In the wake of reading and writing about Amy Chua, I’ve been thinking a good deal about why people have children. I wrote about this before in a post a couple of years ago, and the basic tenor of those thoughts still feel right: in this day and age, raising children is an expensive, time-consuming, and largely irrational project. We don’t need to sustain our tribe. We don’t need laborers to gather wood, pick berries, or feed the livestock. We don’t necessarily need a cadre of children to care for us when we get old (though if Social Security eventually collapses, this might change). And, with the various methods of effective birth control now available, we can fulfill and enjoy our sexual drives without the side effect of producing children.
All of this means that having children is more than ever a choice that people make (sure, in some cases that choice is made through carelessness or indifference, but that’s something of a choice nonetheless) and that this choice is largely not based on any kind of needs-based logic or economically rational thinking. Instead it is a manifestation of a will and irrational desire for experiences that cannot be economically valued. People have children in the hope of taking part in something ineffable, in something magic, as they go about the work of raising – of creating – a person. They have children in the hope that they get to have moments like one that happened for me on Thursday night.
All last week, Polly and Pip were sick. Polly stayed home from school on Monday with a fever and a cough. Pip was sent home on Thursday and spent all day Friday on the couch. We spent the whole week pumping them full of medicine and coaxing them to eat a little something at each meal.
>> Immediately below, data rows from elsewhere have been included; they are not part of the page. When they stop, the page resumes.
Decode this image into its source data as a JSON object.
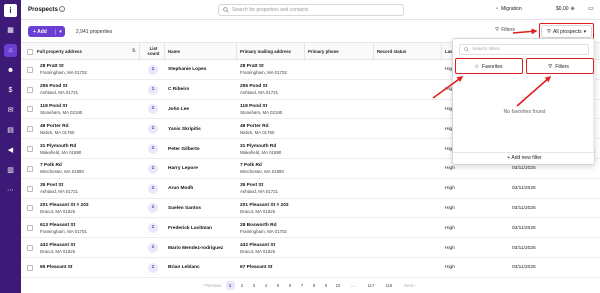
{
  "sidebar": {
    "logo": "i",
    "items": [
      "grid-icon",
      "home-icon",
      "users-icon",
      "dollar-icon",
      "inbox-icon",
      "folder-icon",
      "megaphone-icon",
      "chart-icon",
      "more-icon"
    ]
  },
  "header": {
    "title": "Prospects",
    "search_placeholder": "Search for properties and contacts",
    "migration_label": "Migration",
    "credits": "$0.00",
    "avatar": "I"
  },
  "toolbar": {
    "add_label": "+ Add",
    "count_label": "2,941 properties",
    "filter_label": "Filters",
    "view_label": "All prospects"
  },
  "table": {
    "columns": {
      "address": "Full property address",
      "list_count": "List count",
      "name": "Name",
      "mailing": "Primary mailing address",
      "phone": "Primary phone",
      "record": "Record status",
      "last": "Las"
    },
    "rows": [
      {
        "addr1": "28 Pratt St",
        "addr2": "Framingham, MA 01702",
        "count": "1",
        "name": "Stephanie Lopes",
        "mail1": "28 Pratt St",
        "mail2": "Framingham, MA 01702",
        "status": "High",
        "date": ""
      },
      {
        "addr1": "255 Pond St",
        "addr2": "Ashland, MA 01721",
        "count": "1",
        "name": "C Ribeiro",
        "mail1": "255 Pond St",
        "mail2": "Ashland, MA 01721",
        "status": "High",
        "date": ""
      },
      {
        "addr1": "118 Pond St",
        "addr2": "Stoneham, MA 02180",
        "count": "1",
        "name": "John Lee",
        "mail1": "118 Pond St",
        "mail2": "Stoneham, MA 02180",
        "status": "High",
        "date": ""
      },
      {
        "addr1": "48 Porter Rd",
        "addr2": "Natick, MA 01760",
        "count": "1",
        "name": "Yanis Skripitis",
        "mail1": "48 Porter Rd",
        "mail2": "Natick, MA 01760",
        "status": "High",
        "date": ""
      },
      {
        "addr1": "31 Plymouth Rd",
        "addr2": "Wakefield, MA 01880",
        "count": "1",
        "name": "Peter Gilberto",
        "mail1": "31 Plymouth Rd",
        "mail2": "Wakefield, MA 01880",
        "status": "High",
        "date": ""
      },
      {
        "addr1": "7 Polk Rd",
        "addr2": "Winchester, MA 01890",
        "count": "1",
        "name": "Harry Lepore",
        "mail1": "7 Polk Rd",
        "mail2": "Winchester, MA 01890",
        "status": "High",
        "date": "03/11/2025"
      },
      {
        "addr1": "35 Post St",
        "addr2": "Ashland, MA 01721",
        "count": "1",
        "name": "Arun Modh",
        "mail1": "35 Post St",
        "mail2": "Ashland, MA 01721",
        "status": "High",
        "date": "03/11/2025"
      },
      {
        "addr1": "201 Pleasant St # 203",
        "addr2": "Dracut, MA 01826",
        "count": "1",
        "name": "Suelen Santos",
        "mail1": "201 Pleasant St # 203",
        "mail2": "Dracut, MA 01826",
        "status": "High",
        "date": "03/11/2025"
      },
      {
        "addr1": "613 Pleasant St",
        "addr2": "Framingham, MA 01701",
        "count": "1",
        "name": "Frederick Lavitman",
        "mail1": "28 Bosworth Rd",
        "mail2": "Framingham, MA 01702",
        "status": "High",
        "date": "03/11/2025"
      },
      {
        "addr1": "432 Pleasant St",
        "addr2": "Dracut, MA 01826",
        "count": "1",
        "name": "Mario Mendez-rodriguez",
        "mail1": "432 Pleasant St",
        "mail2": "Dracut, MA 01826",
        "status": "High",
        "date": "03/11/2025"
      },
      {
        "addr1": "65 Pleasant St",
        "addr2": "",
        "count": "1",
        "name": "Brian Leblanc",
        "mail1": "67 Pleasant St",
        "mail2": "",
        "status": "High",
        "date": "03/11/2025"
      }
    ]
  },
  "pagination": {
    "prev": "‹ Previous",
    "pages": [
      "1",
      "2",
      "3",
      "4",
      "5",
      "6",
      "7",
      "8",
      "9",
      "10",
      "...",
      "117",
      "118"
    ],
    "next": "Next ›",
    "active": "1"
  },
  "dropdown": {
    "search_placeholder": "Search filters",
    "tab_favorites": "Favorites",
    "tab_filters": "Filters",
    "empty_text": "No favorites found",
    "add_filter": "+ Add new filter"
  },
  "colors": {
    "brand": "#3d1a78",
    "accent": "#6b3fd1",
    "highlight": "#e02020"
  }
}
It wasn’t a horrible time – they weren’t puking and when the medicine was working they both felt okay - but it did create some extra work for us to keep everything together.
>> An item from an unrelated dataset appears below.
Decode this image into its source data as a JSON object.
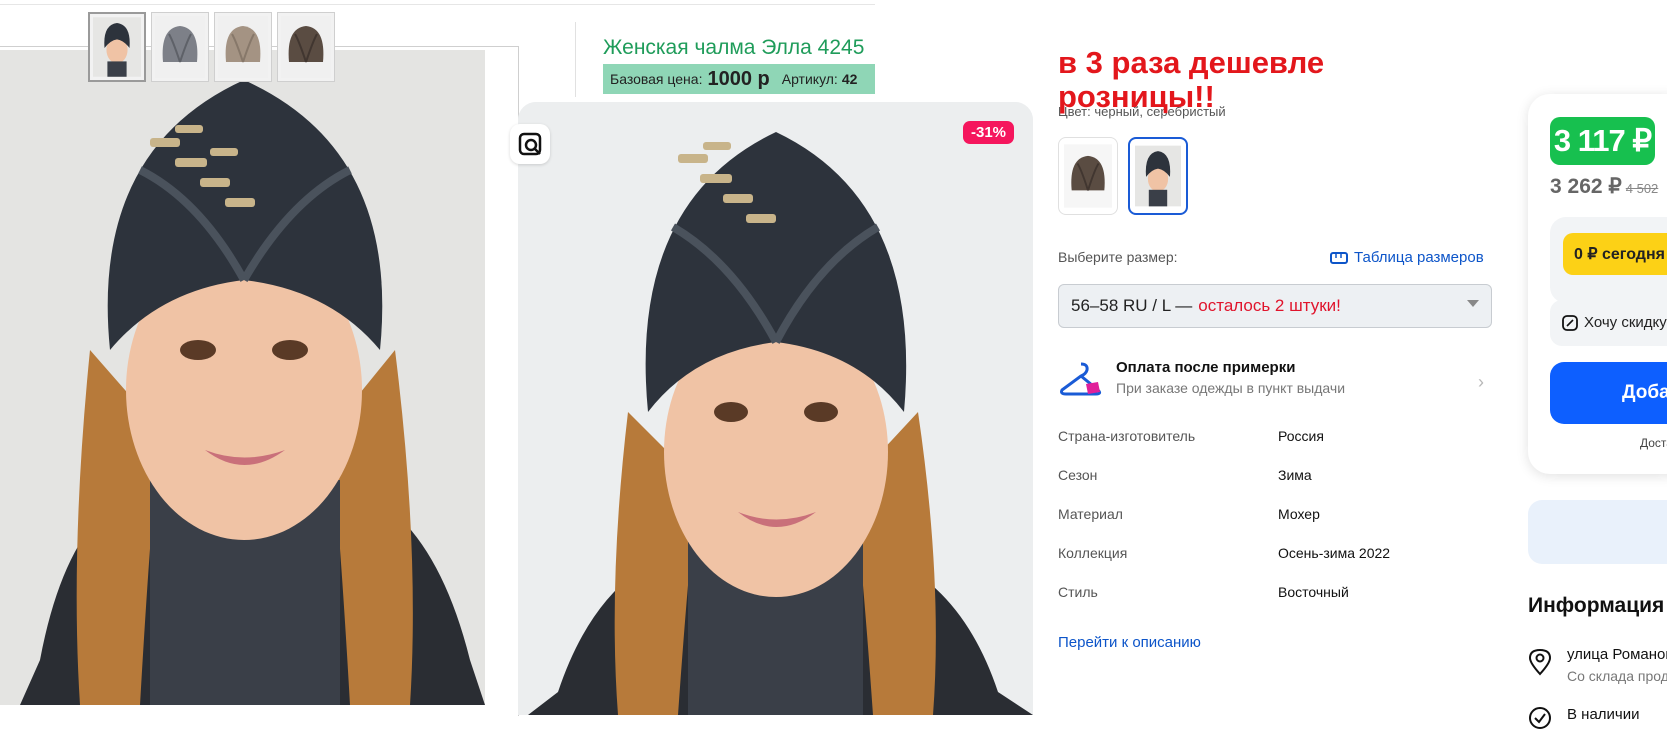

On Thursday evening after dinner, Polly and Ava went upstairs to read together in our bed while I finished up the dishes. Pip, who was feeling a touch better after being fed and medicated, drifted about the dining room and kitchen for a bit before deciding to sit down at the piano. He’s been doing some rudimentary piano lessons at school and with nothing else to do, I thought he was going to run through his practice pieces for a couple of minutes. Instead, he started idly tapping keys and playing around with the damper peddle, striking some notes and listening to them ring for a few moments before shutting them down and doing it again. I turned back toward the sink to wash the soap off some pots, just happy that he wasn’t coughing too much. I got out a towel on which to lay out the frying pan and the big cook pot so they could drip dry then scoured some cooked-on potatoes off a casserole dish.
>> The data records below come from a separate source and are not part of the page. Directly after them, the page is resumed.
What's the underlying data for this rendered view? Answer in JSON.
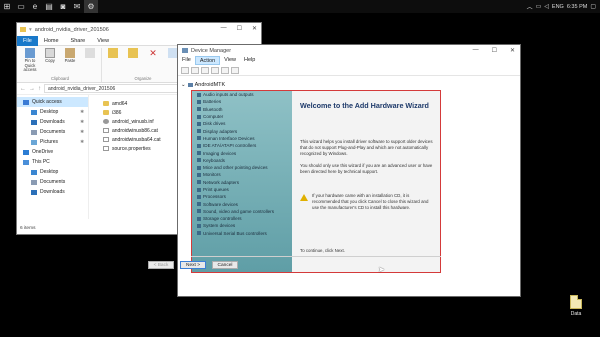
{
  "taskbar": {
    "items": [
      {
        "name": "start-button",
        "glyph": "⊞"
      },
      {
        "name": "task-view-button",
        "glyph": "▭"
      },
      {
        "name": "edge-button",
        "glyph": "e"
      },
      {
        "name": "explorer-button",
        "glyph": "▤"
      },
      {
        "name": "store-button",
        "glyph": "◙"
      },
      {
        "name": "mail-button",
        "glyph": "✉"
      },
      {
        "name": "devmgr-button",
        "glyph": "⚙"
      }
    ],
    "tray": {
      "lang": "ENG",
      "time": "6:35 PM"
    }
  },
  "desktop": {
    "icon_label": "Data"
  },
  "explorer": {
    "title": "android_nvidia_driver_201506",
    "tabs": [
      "File",
      "Home",
      "Share",
      "View"
    ],
    "ribbon": {
      "clipboard": {
        "label": "Clipboard",
        "buttons": [
          "Pin to Quick access",
          "Copy",
          "Paste"
        ]
      },
      "organize": {
        "label": "Organize",
        "buttons": [
          "",
          ""
        ]
      },
      "new": {
        "label": "New",
        "buttons": [
          "New folder"
        ]
      }
    },
    "address": "android_nvidia_driver_201506",
    "nav": [
      {
        "label": "Quick access",
        "sel": true,
        "sub": false
      },
      {
        "label": "Desktop",
        "sel": false,
        "sub": true,
        "pin": "✱"
      },
      {
        "label": "Downloads",
        "sel": false,
        "sub": true,
        "pin": "✱"
      },
      {
        "label": "Documents",
        "sel": false,
        "sub": true,
        "pin": "✱"
      },
      {
        "label": "Pictures",
        "sel": false,
        "sub": true,
        "pin": "✱"
      },
      {
        "label": "OneDrive",
        "sel": false,
        "sub": false
      },
      {
        "label": "This PC",
        "sel": false,
        "sub": false
      },
      {
        "label": "Desktop",
        "sel": false,
        "sub": true
      },
      {
        "label": "Documents",
        "sel": false,
        "sub": true
      },
      {
        "label": "Downloads",
        "sel": false,
        "sub": true
      }
    ],
    "files": [
      {
        "name": "amd64",
        "icon": "folder"
      },
      {
        "name": "i386",
        "icon": "folder"
      },
      {
        "name": "android_winusb.inf",
        "icon": "gear"
      },
      {
        "name": "androidwinusb86.cat",
        "icon": "doc"
      },
      {
        "name": "androidwinusba64.cat",
        "icon": "doc"
      },
      {
        "name": "source.properties",
        "icon": "doc"
      }
    ],
    "status": "6 items"
  },
  "devmgr": {
    "title": "Device Manager",
    "menu": [
      "File",
      "Action",
      "View",
      "Help"
    ],
    "menu_active": "Action",
    "root": "AndroidMTK"
  },
  "wizard": {
    "categories": [
      "Audio inputs and outputs",
      "Batteries",
      "Bluetooth",
      "Computer",
      "Disk drives",
      "Display adapters",
      "Human Interface Devices",
      "IDE ATA/ATAPI controllers",
      "Imaging devices",
      "Keyboards",
      "Mice and other pointing devices",
      "Monitors",
      "Network adapters",
      "Print queues",
      "Processors",
      "Software devices",
      "Sound, video and game controllers",
      "Storage controllers",
      "System devices",
      "Universal Serial Bus controllers"
    ],
    "title": "Welcome to the Add Hardware Wizard",
    "p1": "This wizard helps you install driver software to support older devices that do not support Plug-and-Play and which are not automatically recognized by Windows.",
    "p2": "You should only use this wizard if you are an advanced user or have been directed here by technical support.",
    "warning": "If your hardware came with an installation CD, it is recommended that you click Cancel to close this wizard and use the manufacturer's CD to install this hardware.",
    "p3": "To continue, click Next.",
    "back": "< Back",
    "next": "Next >",
    "cancel": "Cancel"
  }
}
As I pulled that dish out of the rinse water, I noticed that Pip had started playing something new. Still holding down the damper peddle, he was stringing together a series of notes with a kind of wary, walking rhythm. It was all one-handed playing, one note at a time, but the absence of the damper allowed the echo from his previous notes to build an atmosphere around the notes to come. This gave them a full, rounded, musical quality that sounded much bigger than what he was playing before.
After a few phrases using this walking rhythm, Pip increased both his pace and his volume. He started breaking the rhythm every four to six beats with a nicely timed syncopation. The notes rose and fell harder and harder, stepping up and falling back and stepping up again. Again it was very simple, but it was real. He was not just banging at the keys. He was playing something that he heard in his head and it was running on without a break or a hiccup. He was feeling the music. And it was beautiful to hear.
When he finally tapered off, slipping back down the volume while keeping the rhythm in place until the final note, I put down the last of the dishes and walked around the corner to where he sat.
“That was really nice,” I said, trying not to show too much excitement and scare him off.
He looked over and smiled in a dreamy kind of way.
“What were you imagining as you played,” I asked.
“That was Harriet Tubman helping people escape,” he said.
“Oh,” I chuckled in surprise. Pip has had a long-running interest in Harriet Tubman and other famous African-Americans, but I had been expecting some vague response about running water or butterflies or ants crawling about.
“Did you hear them walking through the woods?” he said.
“Good. I’m going to play another one now.”
I went back into the kitchen to tidy things up and let him play in peace. This time he again depressed the damper peddle and began playing very softly around middle C. The result was a collection of slow, twinkling sounds, like fairy dust slowly drifting through an enchanted grove. When he finished, I went back in.
“What did you play this time?” I asked.
“That was Martin Luther King dreaming before his ‘I Have a Dream’ speech.”
I had to keep myself from laughing at this. That Pip - tired, slightly feverish, a touch loopy from the fever reducer and cough medicine - had taken a such an idea, constructed the scene in his mind, and used it to build such an incredibly evocative soundscape was far beyond anything I would ever have expected from him at that moment. It was more than I would have really expected at any moment. In the quiet of that evening with the darkness outside barely held at bay by the lamp over the piano, it felt downright mysterious.
Pip played two more pieces before getting tired, one about Rosa Parks and the other about George Washington crossing the Delaware. While he played, I found a chair in a corner and just sat down to listen. It was a very bright spot in what was an otherwise long week.